BHP Billiton executives will work under a more frugal pay regime, after new chief executive Andrew Mackenzie reshuffled and redesigned the company's leadership ranks.
The BHP board has used the management reshuffle - which included the demotion of petroleum chief Mike Yeager, ferrous boss Marcus Randolph and aluminium's Alberto Calderon from the company's top ranks - as an opportunity to wind back the level of remuneration being paid to top brass.
Mr Mackenzie is himself expected to earn about 25 per cent less than his predecessor, Marius Kloppers, in a reflection of the tougher times being felt across the mining industry and the broader economy.
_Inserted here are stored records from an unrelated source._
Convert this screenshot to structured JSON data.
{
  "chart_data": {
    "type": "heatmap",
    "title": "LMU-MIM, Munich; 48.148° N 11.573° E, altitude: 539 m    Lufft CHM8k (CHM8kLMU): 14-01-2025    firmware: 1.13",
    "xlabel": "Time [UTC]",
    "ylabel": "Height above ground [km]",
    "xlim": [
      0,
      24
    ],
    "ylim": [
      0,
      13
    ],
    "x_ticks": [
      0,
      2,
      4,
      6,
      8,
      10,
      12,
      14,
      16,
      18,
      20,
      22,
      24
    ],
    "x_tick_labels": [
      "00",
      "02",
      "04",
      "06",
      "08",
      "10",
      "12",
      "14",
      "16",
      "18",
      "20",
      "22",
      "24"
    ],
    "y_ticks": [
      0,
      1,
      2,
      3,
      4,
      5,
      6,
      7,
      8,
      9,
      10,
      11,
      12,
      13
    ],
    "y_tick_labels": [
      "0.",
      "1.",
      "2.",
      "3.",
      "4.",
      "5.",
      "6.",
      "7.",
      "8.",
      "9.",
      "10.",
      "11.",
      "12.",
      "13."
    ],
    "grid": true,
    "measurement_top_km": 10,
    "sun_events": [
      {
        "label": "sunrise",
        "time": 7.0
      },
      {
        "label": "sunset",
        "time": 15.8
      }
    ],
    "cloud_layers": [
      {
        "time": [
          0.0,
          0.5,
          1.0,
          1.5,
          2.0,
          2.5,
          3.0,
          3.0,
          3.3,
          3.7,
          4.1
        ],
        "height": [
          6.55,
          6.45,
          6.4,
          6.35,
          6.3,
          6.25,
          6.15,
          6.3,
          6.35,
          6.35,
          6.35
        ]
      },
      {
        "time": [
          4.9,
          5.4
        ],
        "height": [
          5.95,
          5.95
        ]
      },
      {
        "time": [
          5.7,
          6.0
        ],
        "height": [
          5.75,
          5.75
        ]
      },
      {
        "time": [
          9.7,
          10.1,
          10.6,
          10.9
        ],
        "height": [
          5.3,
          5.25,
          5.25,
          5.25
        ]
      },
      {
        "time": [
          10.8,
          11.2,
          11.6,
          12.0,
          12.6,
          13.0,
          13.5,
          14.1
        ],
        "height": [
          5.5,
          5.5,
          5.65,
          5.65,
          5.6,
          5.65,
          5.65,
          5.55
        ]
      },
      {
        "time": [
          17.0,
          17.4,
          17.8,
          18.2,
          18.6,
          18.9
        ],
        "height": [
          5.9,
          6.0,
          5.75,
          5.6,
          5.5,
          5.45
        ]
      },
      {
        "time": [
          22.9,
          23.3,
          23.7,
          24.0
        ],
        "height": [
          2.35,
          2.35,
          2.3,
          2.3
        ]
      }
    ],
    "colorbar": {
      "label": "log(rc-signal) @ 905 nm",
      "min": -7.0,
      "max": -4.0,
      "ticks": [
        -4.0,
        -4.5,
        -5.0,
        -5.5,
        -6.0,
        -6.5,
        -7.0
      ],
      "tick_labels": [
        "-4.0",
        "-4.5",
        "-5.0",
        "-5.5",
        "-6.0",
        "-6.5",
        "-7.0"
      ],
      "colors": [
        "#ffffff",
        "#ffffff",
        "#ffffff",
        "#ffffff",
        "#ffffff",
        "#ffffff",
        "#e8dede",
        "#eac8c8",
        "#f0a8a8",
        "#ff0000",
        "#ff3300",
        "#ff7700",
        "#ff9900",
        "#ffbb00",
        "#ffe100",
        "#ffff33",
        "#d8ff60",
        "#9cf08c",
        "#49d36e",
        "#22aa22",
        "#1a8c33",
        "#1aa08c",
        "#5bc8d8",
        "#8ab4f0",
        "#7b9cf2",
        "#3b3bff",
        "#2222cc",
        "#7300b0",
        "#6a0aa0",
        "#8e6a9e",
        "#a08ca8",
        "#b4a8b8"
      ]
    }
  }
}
While he can still earn a maximum of $US12.58 million ($12.2 million) a year if BHP performs exceptionally well, Mr Mackenzie's base salary of $US1.7 million will be lower than the $US2.2 million base salary paid to Mr Kloppers.
Mr Mackenzie will also be paid a lower pension benefit, have a tighter cap on short-term bonuses, and his minimum shareholding requirements will also be tougher than those imposed on Mr Kloppers.
BHP said a higher proportion of Mr Mackenzie's package was linked to performance, and the company expects him to earn $US7.6 million a year if his targets are met.
When asked if the members of the reshuffled group management committee would also earn less than before, a BHP spokesman said: "You would expect to see a not dissimilar reduction ... the same concepts and philosophies that have gone into Andrew's package have gone into their packages, too."
But remuneration for BHP's board of directors remains unchanged at this time.
Pru Bennett, a remuneration expert from BlackRock, said BHP's pay changes were part of a trend that had been under way for two years.
Property companies Dexus and Stockland seized upon chief executive changes in 2011 and 2012 to cut fixed salaries by about 6 per cent and 21 per cent respectively.
Tap Oil announced on Thursday that managing director Troy Hayden had agreed to cut his base salary by 23 per cent to $500,000 a year, under a deal that will give him greater exposure to share options.
Rio Tinto has also moved to reform its system of long-term incentives for executives and its London shareholders were set to vote on changes on Thursday night.
"There is definitely a trend around reducing executive remuneration and we are likely to see more of it, particularly when there is a change of CEO," Ms Bennett said.
"It's a combination of shareholder pressure, community pressure and also the general trend for companies to be reducing cost structures."
The three departing executives, particularly Mr Randolph, were seen as Mr Mackenzie's main rivals for the top job at BHP.
Mr Randolph is unwell and not expected to return to work for several months, while Mr Calderon will briefly serve as an adviser to Mr Mackenzie but is expected to leave the company within coming years.
Mr Yeager's retirement comes as rising US gas prices make his controversial $US20 billion punt on US shale gas look better than at any stage over the past two years.
Herbert Smith Freehills lawyer Geoff Healy was the only hiring from outside the company, and will become BHP's chief legal counsel.
Chief executive Andrew Mackenzie: BHP said his remuneration would be about $7.6 million a year if he meets targets.
Retires on July 1, to be replaced as head of petroleum by Tim Cutt.
Replaced as head of aluminium, manganese and nickel. Remains as an advisor to the CEO.
On sick leave, previously head of ferrous and coal.
The new leadership team
Andrew Mackenzie, CEO
Peter Beaven, copper
Tim Cutt, petroleum and potash
Dean Dalla Valle, coal
Geoff Healy, chief legal counsel
Mike Henry, HSEC, marketing and technology
Graham Kerr, CFO
Daniel Malchuk, aluminium, manganese and nickel
Jane McAloon, governance, company secretary
Jimmy Wilson, iron ore
Karen Wood, people and public affairs